These and other intricacies, although parts of a life almost totally devoid of surface drama, become - in the remarkably capable hands of Michael Mill-gate - the stuff of an absorbing, surprisingly moving story of literary vocation. It is a sad story, because Hardy struggled all his life to move beyond the writing of novels, which he regarded as mere ''trade,'' and devote himself to the preferred art of poetry. Millgate emphasizes this tension throughout detailed chapters on each of the major novels, and a consistent concentration on the rejections and misunderstandings his books met with, including ''the cheerful incomprehension of most of his own family . . . (and) the envious disbelief of many of his neighbours.''
There would never really be complete relief from such misunderstanding. The consensual critical rejection of ''The Return of the Native'' (1878) and the few but telling savagings of ''Tess of the D'Urbervilles'' (1891) heightened Hardy's yearning to become exclusively a poet. Then, when ''Jude the Obscure'' (1896) was virtually dismissed as misanthropic drivel, Hardy abandoned fiction for good. Finally, in an irony that even this supreme pessimist could hardly have foreseen, the volumes of poetry that he continued to produce on into old age were themselves vilified for their monotony and cynicism.

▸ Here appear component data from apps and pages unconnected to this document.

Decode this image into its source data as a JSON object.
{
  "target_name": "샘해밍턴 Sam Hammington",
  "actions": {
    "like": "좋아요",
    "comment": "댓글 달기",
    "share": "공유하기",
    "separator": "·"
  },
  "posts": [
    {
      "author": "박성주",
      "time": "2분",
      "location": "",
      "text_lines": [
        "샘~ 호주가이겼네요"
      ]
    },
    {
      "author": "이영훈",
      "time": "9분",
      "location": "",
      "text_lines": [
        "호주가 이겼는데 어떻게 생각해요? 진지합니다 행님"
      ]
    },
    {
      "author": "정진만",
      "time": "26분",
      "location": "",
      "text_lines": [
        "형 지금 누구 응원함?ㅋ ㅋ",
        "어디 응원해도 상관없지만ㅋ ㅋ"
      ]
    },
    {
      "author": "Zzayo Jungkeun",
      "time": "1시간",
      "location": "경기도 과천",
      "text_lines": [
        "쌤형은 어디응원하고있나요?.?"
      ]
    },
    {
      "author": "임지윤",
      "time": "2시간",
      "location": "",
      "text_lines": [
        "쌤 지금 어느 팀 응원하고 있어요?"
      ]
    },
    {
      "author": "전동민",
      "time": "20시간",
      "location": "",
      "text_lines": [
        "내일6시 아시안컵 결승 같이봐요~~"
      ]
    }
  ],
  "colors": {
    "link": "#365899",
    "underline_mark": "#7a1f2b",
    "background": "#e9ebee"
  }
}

Though it may demonstrate the law of compensation, it hardly seems sufficient that, as Millgate says, Hardy's ''reputation, his unique standing as both a major novelist and a major poet, has continued to strengthen and develop.''
Though several ambitious studies of Hardy have been published in recent years , Professor Millgate's appears to be the finest, as it is surely the most comprehensive, based on such ''hitherto unknown materials'' as contemporary newspaper accounts, local records, and the correspondence unearthed for the ongoing ''Collected Letters of Thomas Hardy'' - of which project Millgate is co-editor. It also exhibits exemplary candor, for instance, in discussing Hardy's ''vigorous but somewhat ponderous reaction to adverse criticism . . . (and) curious incapacity to see his work as it might be seen by others.'' It never departs from demonstrating how ''Hardy's best work tends to have strong and specific roots in his own background and experience.'' A splendid book, unreservedly recommended